Ms Steele believes the pandemic has further complicated this.

“Women have had to pull out of their roles because they’ve had to look after children at home,” Ms Steele told Hope 103.2.

“And so we’re seeing the gap of unemployed women growing, and often the pay that they’re offered significantly decreasing as well.”

Women in poverty are also facing challenges of education and access to clean water and sanitation, and these have been further exacerbated by the pandemic.

“We’ve seen many girls pull out of education because they can’t access their schools or they’re locked down,” Ms Steele said.

Women giving back to the community

Eskedar, a community leader and activist in Addis Ababa, Ethiopia, lost her husband to HIV in 2013. Her son Eyasu was registered with the Compassion program in their village.

“The program helped her with funeral arrangements, rebuilding her house, giving them food and water,” Ms Steele said.

Unfortunately, shortly afterwards, Eskedar was also diagnosed with HIV and had to stop her business.

“She used to bake bread and sell it but, because of the stigma of HIV, people wouldn’t buy from her anymore,” Ms Steele said.

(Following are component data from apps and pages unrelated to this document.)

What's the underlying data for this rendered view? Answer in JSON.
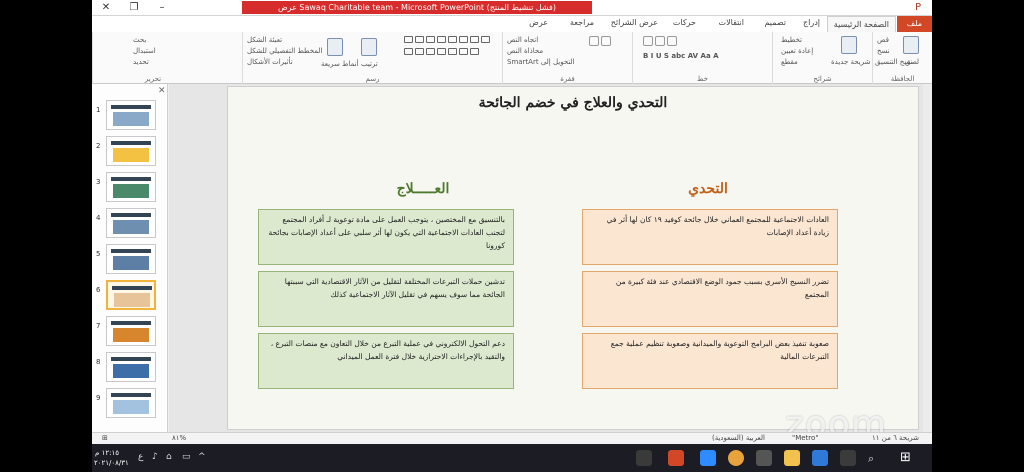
{
  "window": {
    "title": "عرض Sawaq Charitable team - Microsoft PowerPoint (فشل تنشيط المنتج)",
    "minimize": "–",
    "restore": "❐",
    "close": "✕"
  },
  "tabs": [
    "ملف",
    "الصفحة الرئيسية",
    "إدراج",
    "تصميم",
    "انتقالات",
    "حركات",
    "عرض الشرائح",
    "مراجعة",
    "عرض"
  ],
  "ribbon": {
    "clipboard": {
      "label": "الحافظة",
      "paste": "لصق",
      "cut": "قص",
      "copy": "نسخ",
      "format": "نسخ التنسيق"
    },
    "slides": {
      "label": "شرائح",
      "new": "شريحة جديدة",
      "layout": "تخطيط",
      "reset": "إعادة تعيين",
      "section": "مقطع"
    },
    "font": {
      "label": "خط"
    },
    "paragraph": {
      "label": "فقرة",
      "dir": "اتجاه النص",
      "align": "محاذاة النص",
      "smartart": "التحويل إلى SmartArt"
    },
    "drawing": {
      "label": "رسم",
      "arrange": "ترتيب",
      "quick": "أنماط سريعة",
      "fill": "تعبئة الشكل",
      "outline": "المخطط التفصيلي للشكل",
      "effects": "تأثيرات الأشكال"
    },
    "editing": {
      "label": "تحرير",
      "find": "بحث",
      "replace": "استبدال",
      "select": "تحديد"
    }
  },
  "slides_pane": {
    "numbers": [
      "1",
      "2",
      "3",
      "4",
      "5",
      "6",
      "7",
      "8",
      "9"
    ],
    "selected": "6"
  },
  "slide": {
    "title": "التحدي والعلاج في خضم الجائحة",
    "treatment_heading": "العـــــلاج",
    "challenge_heading": "التحدي",
    "treatments": [
      "بالتنسيق مع المختصين ، يتوجب العمل على مادة توعوية لـ أفراد المجتمع لتجنب العادات الاجتماعية التي يكون لها أثر سلبي على أعداد الإصابات بجائحة كورونا",
      "تدشين حملات التبرعات المختلفة لتقليل من الآثار الاقتصادية التي سببتها الجائحة مما سوف يسهم في تقليل الآثار الاجتماعية كذلك",
      "دعم التحول الالكتروني في عملية التبرع من خلال التعاون مع منصات التبرع ، والتقيد بالإجراءات الاحترازية خلال فترة العمل الميداني"
    ],
    "challenges": [
      "العادات الاجتماعية للمجتمع العماني خلال جائحة كوفيد ١٩ كان لها أثر في زيادة أعداد الإصابات",
      "تضرر النسيج الأسري بسبب جمود الوضع الاقتصادي عند فئة كبيرة من المجتمع",
      "صعوبة تنفيذ بعض البرامج التوعوية والميدانية وصعوبة تنظيم عملية جمع التبرعات المالية"
    ]
  },
  "statusbar": {
    "slide_info": "شريحة ٦ من ١١",
    "theme": "\"Metro\"",
    "language": "العربية (السعودية)",
    "zoom": "٨١%"
  },
  "watermark": "zoom",
  "taskbar": {
    "time": "١٢:١٥ م",
    "date": "٢٠٢١/٠٨/٣١",
    "lang": "ع"
  },
  "colors": {
    "title_bar_accent": "#d72c2c",
    "file_tab": "#d24726",
    "treatment_heading": "#4e7a2e",
    "challenge_heading": "#c0621c",
    "treatment_fill": "#dce9cf",
    "challenge_fill": "#fbe6d2"
  }
}
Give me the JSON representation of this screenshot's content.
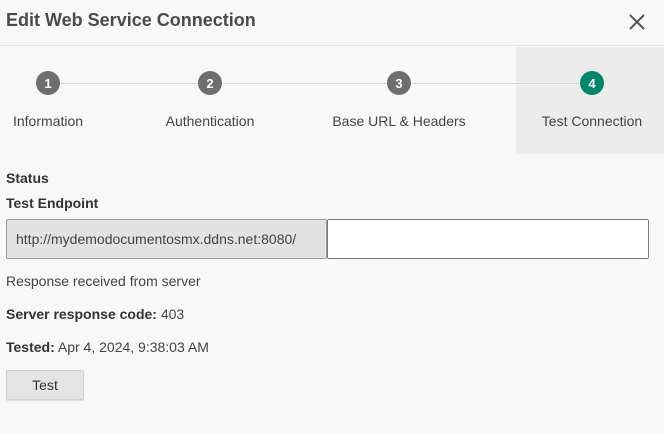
{
  "dialog": {
    "title": "Edit Web Service Connection",
    "close_icon": "close-icon"
  },
  "stepper": {
    "active_color": "#00866b",
    "inactive_color": "#6e6e6e",
    "steps": [
      {
        "number": "1",
        "label": "Information",
        "active": false
      },
      {
        "number": "2",
        "label": "Authentication",
        "active": false
      },
      {
        "number": "3",
        "label": "Base URL & Headers",
        "active": false
      },
      {
        "number": "4",
        "label": "Test Connection",
        "active": true
      }
    ]
  },
  "content": {
    "status_heading": "Status",
    "endpoint_label": "Test Endpoint",
    "endpoint_base_url": "http://mydemodocumentosmx.ddns.net:8080/",
    "endpoint_path_value": "",
    "response_message": "Response received from server",
    "response_code_label": "Server response code:",
    "response_code_value": "403",
    "tested_label": "Tested:",
    "tested_value": "Apr 4, 2024, 9:38:03 AM",
    "test_button_label": "Test"
  }
}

Compassion’s small scale business training program helped her get back on her feet.

“We really want to ask communities of women to step up to support women in poverty throughout the world.” – Clare Steele, CEO of Compassion Australia

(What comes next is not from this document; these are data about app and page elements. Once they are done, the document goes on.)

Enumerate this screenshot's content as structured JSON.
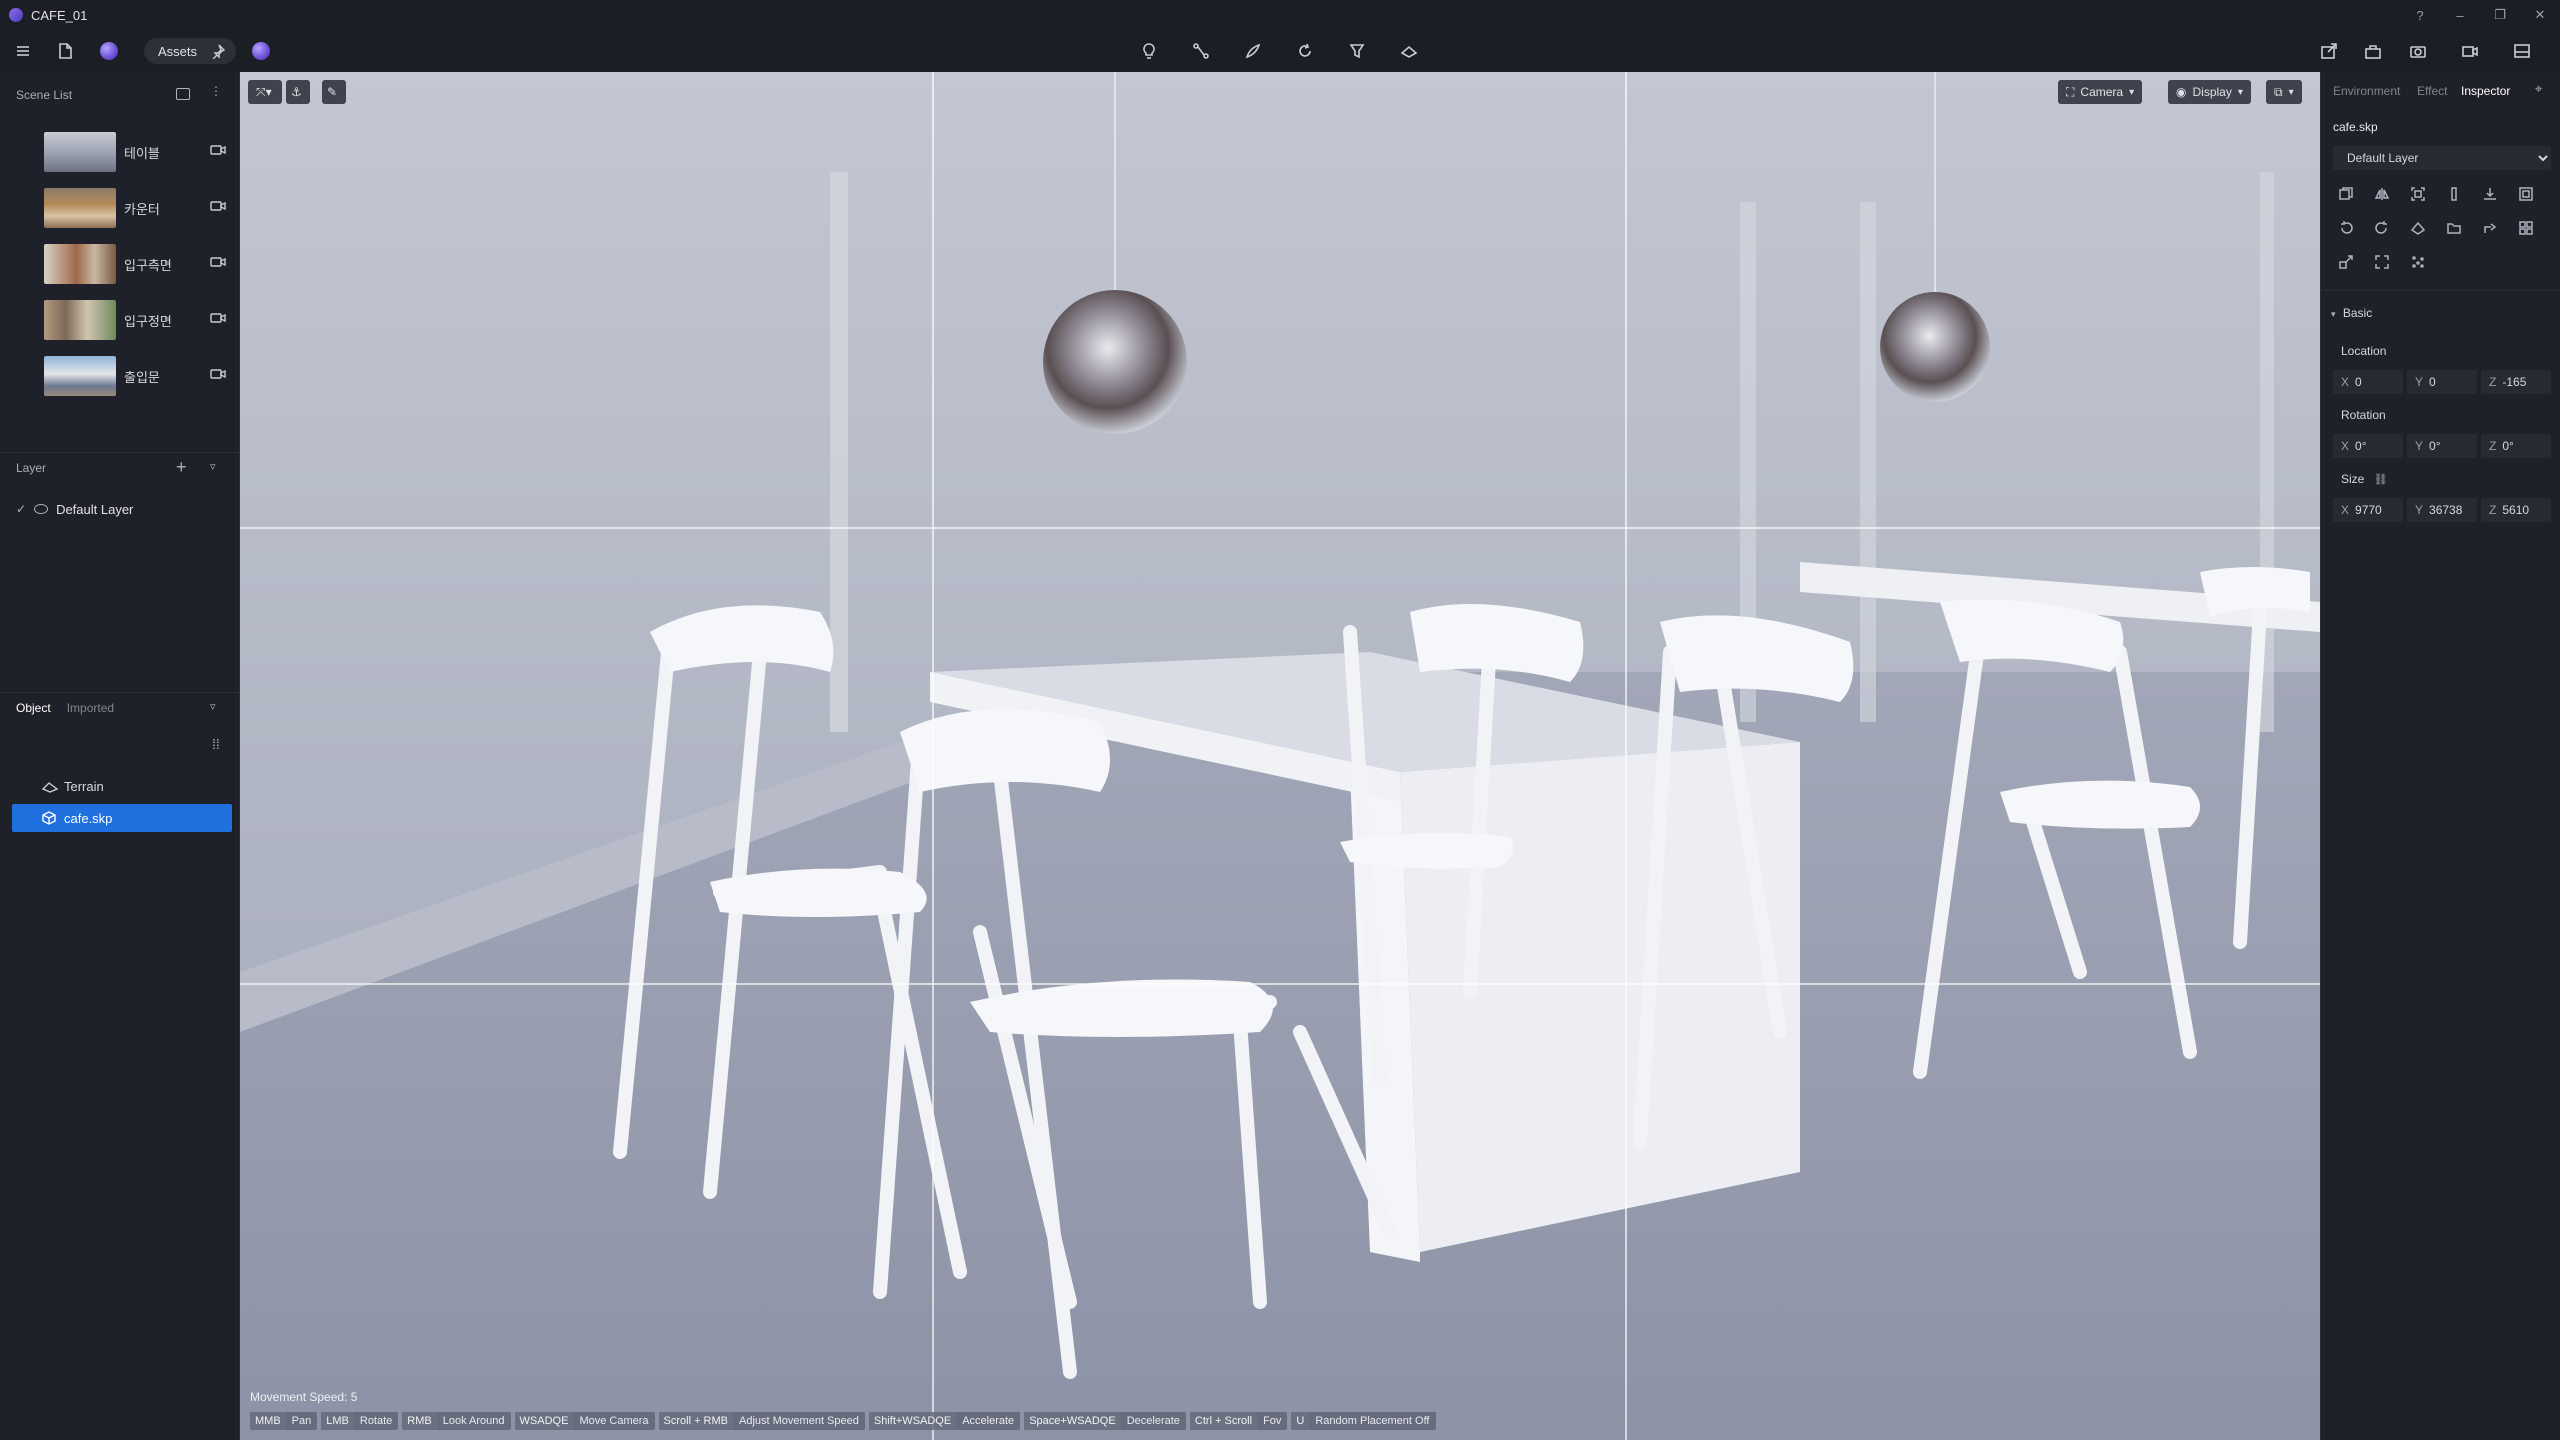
{
  "window": {
    "title": "CAFE_01"
  },
  "toolbar": {
    "assets_label": "Assets"
  },
  "left_panel": {
    "scene_list_title": "Scene List",
    "scenes": [
      {
        "label": "테이블"
      },
      {
        "label": "카운터"
      },
      {
        "label": "입구측면"
      },
      {
        "label": "입구정면"
      },
      {
        "label": "출입문"
      }
    ],
    "layer_title": "Layer",
    "layers": [
      {
        "label": "Default Layer",
        "visible": true
      }
    ],
    "object_tab": "Object",
    "imported_tab": "Imported",
    "search_placeholder": "",
    "objects": [
      {
        "label": "Terrain",
        "selected": false
      },
      {
        "label": "cafe.skp",
        "selected": true
      }
    ]
  },
  "viewport": {
    "camera_label": "Camera",
    "display_label": "Display",
    "movement_speed": "Movement Speed: 5",
    "hints": [
      {
        "key": "MMB",
        "action": "Pan"
      },
      {
        "key": "LMB",
        "action": "Rotate"
      },
      {
        "key": "RMB",
        "action": "Look Around"
      },
      {
        "key": "WSADQE",
        "action": "Move Camera"
      },
      {
        "key": "Scroll + RMB",
        "action": "Adjust Movement Speed"
      },
      {
        "key": "Shift+WSADQE",
        "action": "Accelerate"
      },
      {
        "key": "Space+WSADQE",
        "action": "Decelerate"
      },
      {
        "key": "Ctrl + Scroll",
        "action": "Fov"
      },
      {
        "key": "U",
        "action": "Random Placement Off"
      }
    ]
  },
  "right_panel": {
    "tabs": [
      {
        "label": "Environment",
        "active": false
      },
      {
        "label": "Effect",
        "active": false
      },
      {
        "label": "Inspector",
        "active": true
      }
    ],
    "object_name": "cafe.skp",
    "layer_value": "Default Layer",
    "basic_label": "Basic",
    "location": {
      "label": "Location",
      "x": "0",
      "y": "0",
      "z": "-165"
    },
    "rotation": {
      "label": "Rotation",
      "x": "0°",
      "y": "0°",
      "z": "0°"
    },
    "size": {
      "label": "Size",
      "x": "9770",
      "y": "36738",
      "z": "5610"
    }
  },
  "colors": {
    "accent": "#1f6fde",
    "panel": "#1e2129",
    "background": "#1b1e25"
  }
}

“Through the program, we were able to teach her how to start a new business, she was taught how to manage her finances and plan for the future.”

Eskedar then saw a need to help others in her community and began teaching women about HIV and Aids.

She later took the initiative to improve the recycling waste system in her community as part of a community cleaning project.

Her work was recognised by the Ethiopian Minister for Women and Children, who presented her with a national award.

Made in the image of God

As a Christian organisation, Compassion believes that every person is made in the image of God.

“We really believe that every person has the image of God and that they are valuable and deserve to have hope and really restore their hope and dignity,” Ms Steele said.

“That underlies all the work we do; it’s not just about providing the structural needs like food and water; it’s about bringing hope and dignity to women across the world.”

A better future for women

“What you find when you visit women in poverty is that they often have no ability to dream because all they’re worried about is surviving.” – Clare Steele, CEO of Compassion Australia

Ms Steele would like to see a future where women in poverty are able to dream.

“What you find when you visit women in poverty is that they often have no ability to dream because all they’re worried about is surviving,” she said.

Rather than day-to-day survival, women should be able to hope and build a future for themselves and their family, Ms Steele said.

“Then, I think, as we see that we’ll see communities grow and flourish and change, and gradually we’ll be able see nations grow and flourish and change as well, so that’s my hope for women.”

However, Ms Steele said during the live stream discussion that she was encouraged to see Christ-centered women when she visited the field.

“Their hope was so strong in their lord and saviour that they could dream because they knew their future was certain, so they really really did dream,” she said.

Diverse gifts and skills

As a woman in a leadership position, Ms Steele had to learn how to flourish in the workplace.

“For me, starting in male dominated industries, I struggled to understand how my leadership style worked,” she said.

“I’m not a very big woman, I’m not a very loud woman, and I would walk into rooms with men who are louder and taller and just have bigger presence.”

However, she learnt to not apologise for being a woman and leading differently, but rather saw it as an opportunity to bring diverse gifts and skills to the workplace.

“I love how diverse our creation is that God made, and how that diversity brings great beauty,” Ms Steele said.

“I think as women and men working together, we bring that great diversity, and that’s when we find the most beauty in our teams.”

The discussion between Compassion Australia CEO Clare Steele and President and CEO of Compassion Canada Allison Alley was broadcast live on Compassion Australia’s Facebook page on 8 March at 11am AEDT.